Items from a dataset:
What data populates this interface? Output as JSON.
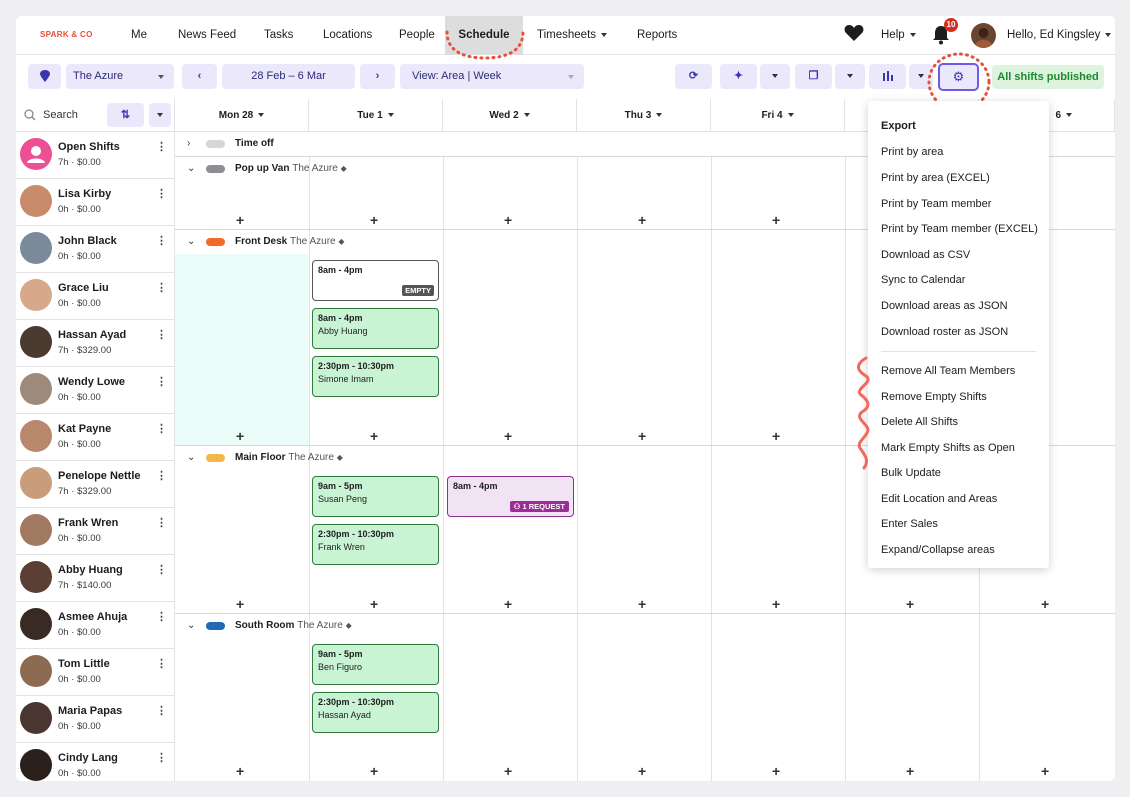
{
  "brand": {
    "logo": "SPARK & CO"
  },
  "nav": {
    "items": [
      "Me",
      "News Feed",
      "Tasks",
      "Locations",
      "People",
      "Schedule",
      "Timesheets",
      "Reports"
    ],
    "help": "Help",
    "notifications": "10",
    "greeting": "Hello, Ed Kingsley"
  },
  "toolbar": {
    "location": "The Azure",
    "date_range": "28 Feb – 6 Mar",
    "view": "View: Area |  Week",
    "published": "All shifts published"
  },
  "sidebar": {
    "search_placeholder": "Search",
    "members": [
      {
        "name": "Open Shifts",
        "sub": "7h · $0.00"
      },
      {
        "name": "Lisa Kirby",
        "sub": "0h · $0.00"
      },
      {
        "name": "John Black",
        "sub": "0h · $0.00"
      },
      {
        "name": "Grace Liu",
        "sub": "0h · $0.00"
      },
      {
        "name": "Hassan Ayad",
        "sub": "7h · $329.00"
      },
      {
        "name": "Wendy Lowe",
        "sub": "0h · $0.00"
      },
      {
        "name": "Kat Payne",
        "sub": "0h · $0.00"
      },
      {
        "name": "Penelope Nettle",
        "sub": "7h · $329.00"
      },
      {
        "name": "Frank Wren",
        "sub": "0h · $0.00"
      },
      {
        "name": "Abby Huang",
        "sub": "7h · $140.00"
      },
      {
        "name": "Asmee Ahuja",
        "sub": "0h · $0.00"
      },
      {
        "name": "Tom Little",
        "sub": "0h · $0.00"
      },
      {
        "name": "Maria Papas",
        "sub": "0h · $0.00"
      },
      {
        "name": "Cindy Lang",
        "sub": "0h · $0.00"
      }
    ]
  },
  "days": [
    "Mon 28",
    "Tue 1",
    "Wed 2",
    "Thu 3",
    "Fri 4",
    "6"
  ],
  "areas": {
    "time_off": {
      "name": "Time off"
    },
    "pop_up_van": {
      "name": "Pop up Van",
      "location": "The Azure"
    },
    "front_desk": {
      "name": "Front Desk",
      "location": "The Azure"
    },
    "main_floor": {
      "name": "Main Floor",
      "location": "The Azure"
    },
    "south_room": {
      "name": "South Room",
      "location": "The Azure"
    }
  },
  "shifts": {
    "fd1": {
      "time": "8am - 4pm",
      "badge": "EMPTY"
    },
    "fd2": {
      "time": "8am - 4pm",
      "name": "Abby Huang"
    },
    "fd3": {
      "time": "2:30pm - 10:30pm",
      "name": "Simone Imam"
    },
    "mf1": {
      "time": "9am - 5pm",
      "name": "Susan Peng"
    },
    "mf2": {
      "time": "2:30pm - 10:30pm",
      "name": "Frank Wren"
    },
    "mf3": {
      "time": "8am - 4pm",
      "badge": "1 REQUEST"
    },
    "sr1": {
      "time": "9am - 5pm",
      "name": "Ben Figuro"
    },
    "sr2": {
      "time": "2:30pm - 10:30pm",
      "name": "Hassan Ayad"
    }
  },
  "menu": {
    "title": "Export",
    "export_items": [
      "Print by area",
      "Print by area (EXCEL)",
      "Print by Team member",
      "Print by Team member (EXCEL)",
      "Download as CSV",
      "Sync to Calendar",
      "Download areas as JSON",
      "Download roster as JSON"
    ],
    "action_items": [
      "Remove All Team Members",
      "Remove Empty Shifts",
      "Delete All Shifts",
      "Mark Empty Shifts as Open",
      "Bulk Update",
      "Edit Location and Areas",
      "Enter Sales",
      "Expand/Collapse areas"
    ]
  },
  "colors": {
    "time_off": "#d6d6d9",
    "pop_up_van": "#8e8e93",
    "front_desk": "#f26a2c",
    "main_floor": "#f5b74a",
    "south_room": "#2268b4",
    "shift_green": "#c9f4d4",
    "accent": "#6b5ce7"
  }
}
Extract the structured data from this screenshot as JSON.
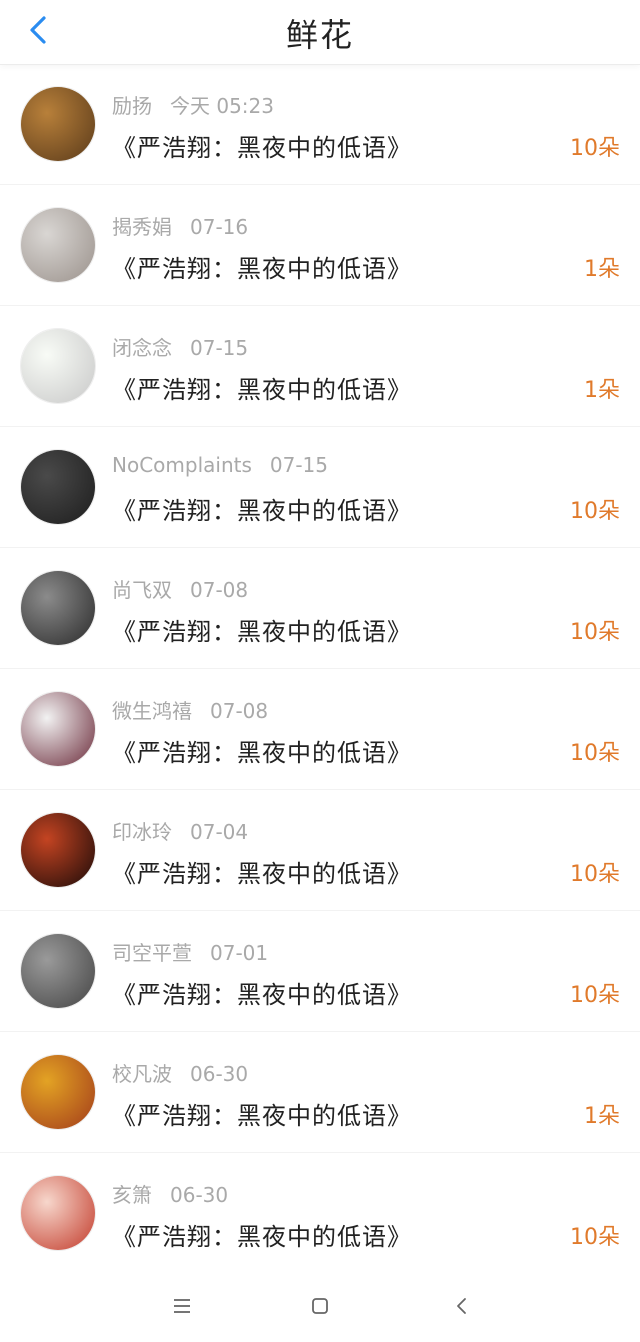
{
  "header": {
    "title": "鲜花"
  },
  "items": [
    {
      "name": "励扬",
      "date": "今天 05:23",
      "book": "《严浩翔：黑夜中的低语》",
      "count": "10朵",
      "avatar_colors": [
        "#b8803a",
        "#5a3a1a"
      ]
    },
    {
      "name": "揭秀娟",
      "date": "07-16",
      "book": "《严浩翔：黑夜中的低语》",
      "count": "1朵",
      "avatar_colors": [
        "#d9d6d3",
        "#9a918b"
      ]
    },
    {
      "name": "闭念念",
      "date": "07-15",
      "book": "《严浩翔：黑夜中的低语》",
      "count": "1朵",
      "avatar_colors": [
        "#f8fbf6",
        "#c8c8c8"
      ]
    },
    {
      "name": "NoComplaints",
      "date": "07-15",
      "book": "《严浩翔：黑夜中的低语》",
      "count": "10朵",
      "avatar_colors": [
        "#4a4a4a",
        "#1d1d1d"
      ]
    },
    {
      "name": "尚飞双",
      "date": "07-08",
      "book": "《严浩翔：黑夜中的低语》",
      "count": "10朵",
      "avatar_colors": [
        "#8b8b8b",
        "#2a2a2a"
      ]
    },
    {
      "name": "微生鸿禧",
      "date": "07-08",
      "book": "《严浩翔：黑夜中的低语》",
      "count": "10朵",
      "avatar_colors": [
        "#f2f2f2",
        "#6b2b3a"
      ]
    },
    {
      "name": "印冰玲",
      "date": "07-04",
      "book": "《严浩翔：黑夜中的低语》",
      "count": "10朵",
      "avatar_colors": [
        "#c44422",
        "#1a0a08"
      ]
    },
    {
      "name": "司空平萱",
      "date": "07-01",
      "book": "《严浩翔：黑夜中的低语》",
      "count": "10朵",
      "avatar_colors": [
        "#9a9a9a",
        "#444444"
      ]
    },
    {
      "name": "校凡波",
      "date": "06-30",
      "book": "《严浩翔：黑夜中的低语》",
      "count": "1朵",
      "avatar_colors": [
        "#e3a324",
        "#a23b1a"
      ]
    },
    {
      "name": "亥箫",
      "date": "06-30",
      "book": "《严浩翔：黑夜中的低语》",
      "count": "10朵",
      "avatar_colors": [
        "#f7d7cc",
        "#c23a2a"
      ]
    }
  ],
  "colors": {
    "accent": "#2a8cf0",
    "count": "#e07a2b",
    "muted": "#a9a9a9"
  }
}
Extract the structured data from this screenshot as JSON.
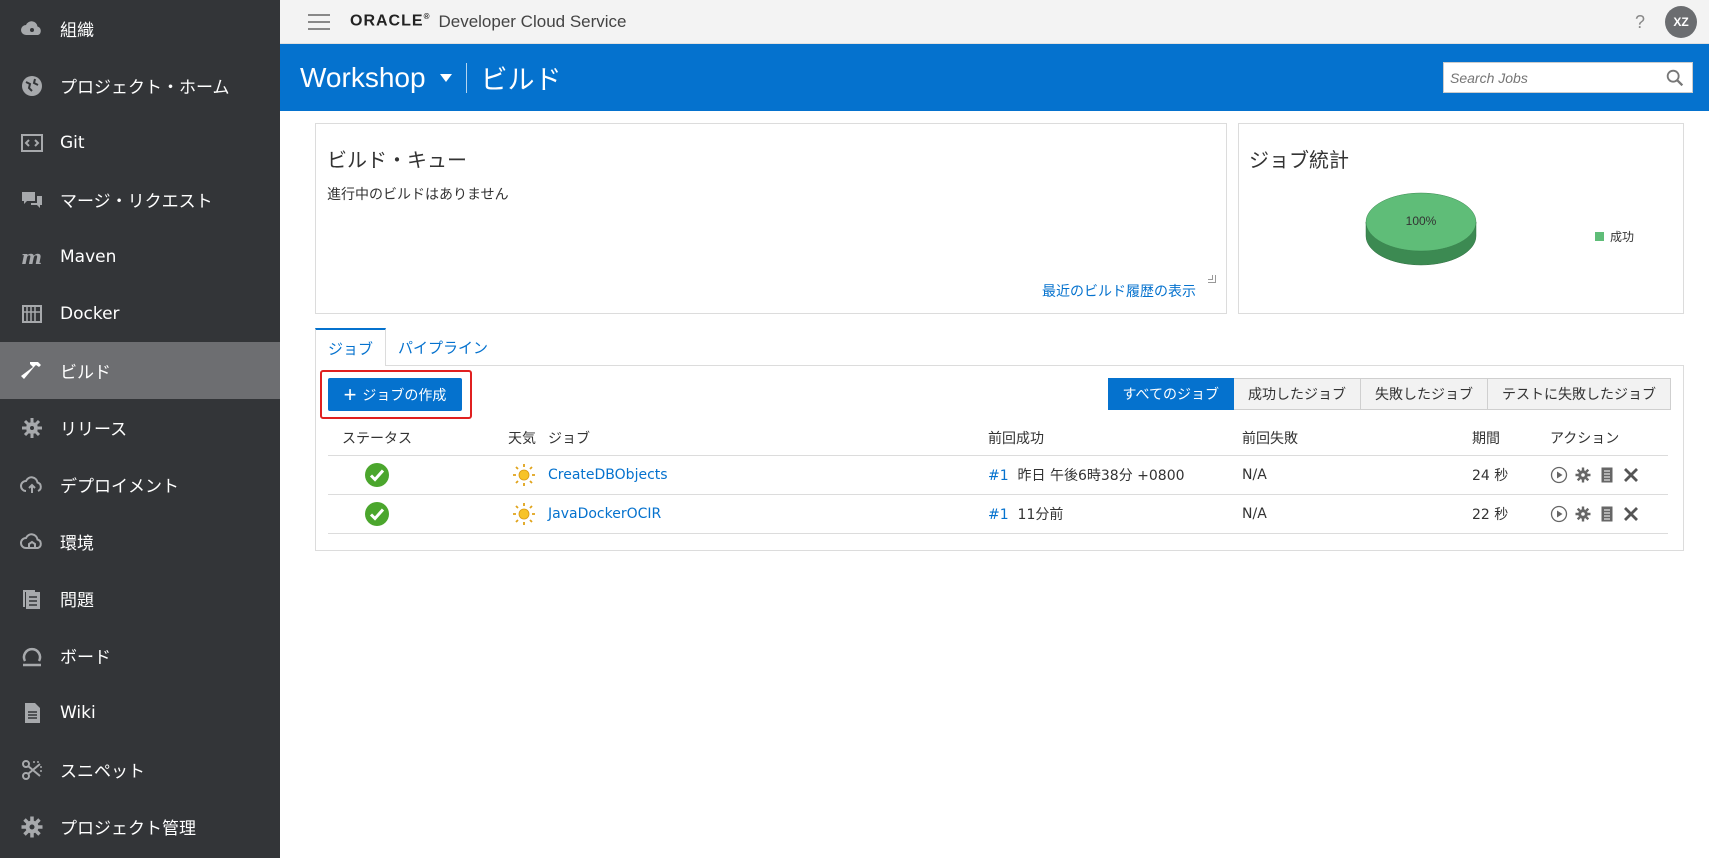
{
  "sidebar": {
    "items": [
      {
        "label": "組織",
        "icon": "cloud-people-icon",
        "active": false
      },
      {
        "label": "プロジェクト・ホーム",
        "icon": "globe-icon",
        "active": false
      },
      {
        "label": "Git",
        "icon": "code-icon",
        "active": false
      },
      {
        "label": "マージ・リクエスト",
        "icon": "chat-icon",
        "active": false
      },
      {
        "label": "Maven",
        "icon": "maven-icon",
        "active": false
      },
      {
        "label": "Docker",
        "icon": "docker-icon",
        "active": false
      },
      {
        "label": "ビルド",
        "icon": "hammer-icon",
        "active": true
      },
      {
        "label": "リリース",
        "icon": "release-gear-icon",
        "active": false
      },
      {
        "label": "デプロイメント",
        "icon": "cloud-upload-icon",
        "active": false
      },
      {
        "label": "環境",
        "icon": "cloud-home-icon",
        "active": false
      },
      {
        "label": "問題",
        "icon": "issues-icon",
        "active": false
      },
      {
        "label": "ボード",
        "icon": "board-icon",
        "active": false
      },
      {
        "label": "Wiki",
        "icon": "document-icon",
        "active": false
      },
      {
        "label": "スニペット",
        "icon": "scissors-icon",
        "active": false
      },
      {
        "label": "プロジェクト管理",
        "icon": "gear-icon",
        "active": false
      }
    ]
  },
  "header": {
    "logo": "ORACLE",
    "logo_mark": "®",
    "product": "Developer Cloud Service",
    "help": "?",
    "avatar": "XZ"
  },
  "project_bar": {
    "project": "Workshop",
    "section": "ビルド",
    "search_placeholder": "Search Jobs"
  },
  "build_queue": {
    "title": "ビルド・キュー",
    "empty_message": "進行中のビルドはありません",
    "history_link": "最近のビルド履歴の表示"
  },
  "job_stats": {
    "title": "ジョブ統計",
    "pie_label": "100%",
    "legend": "成功",
    "success_fraction": 1.0,
    "colors": {
      "success": "#5fbd78",
      "success_dark": "#3c8a52"
    }
  },
  "tabs": [
    {
      "label": "ジョブ",
      "active": true
    },
    {
      "label": "パイプライン",
      "active": false
    }
  ],
  "jobs": {
    "create_button": "ジョブの作成",
    "filters": [
      {
        "label": "すべてのジョブ",
        "active": true
      },
      {
        "label": "成功したジョブ",
        "active": false
      },
      {
        "label": "失敗したジョブ",
        "active": false
      },
      {
        "label": "テストに失敗したジョブ",
        "active": false
      }
    ],
    "columns": {
      "status": "ステータス",
      "weather": "天気",
      "job": "ジョブ",
      "last_success": "前回成功",
      "last_failure": "前回失敗",
      "duration": "期間",
      "actions": "アクション"
    },
    "rows": [
      {
        "status": "success",
        "weather": "sunny",
        "name": "CreateDBObjects",
        "build": "#1",
        "last_success": "昨日 午後6時38分 +0800",
        "last_failure": "N/A",
        "duration": "24 秒"
      },
      {
        "status": "success",
        "weather": "sunny",
        "name": "JavaDockerOCIR",
        "build": "#1",
        "last_success": "11分前",
        "last_failure": "N/A",
        "duration": "22 秒"
      }
    ]
  },
  "colors": {
    "accent": "#0572ce",
    "sidebar_bg": "#333538",
    "sidebar_active": "#6d6e71",
    "success": "#4ba62d",
    "highlight_box": "#e02020"
  }
}
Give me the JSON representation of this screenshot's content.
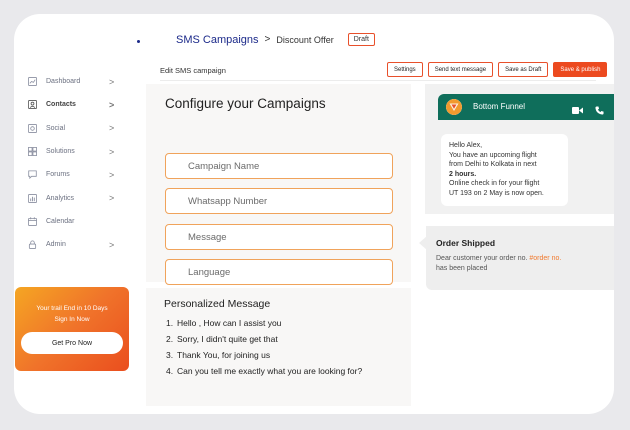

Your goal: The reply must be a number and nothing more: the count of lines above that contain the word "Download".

Solution for this task: 3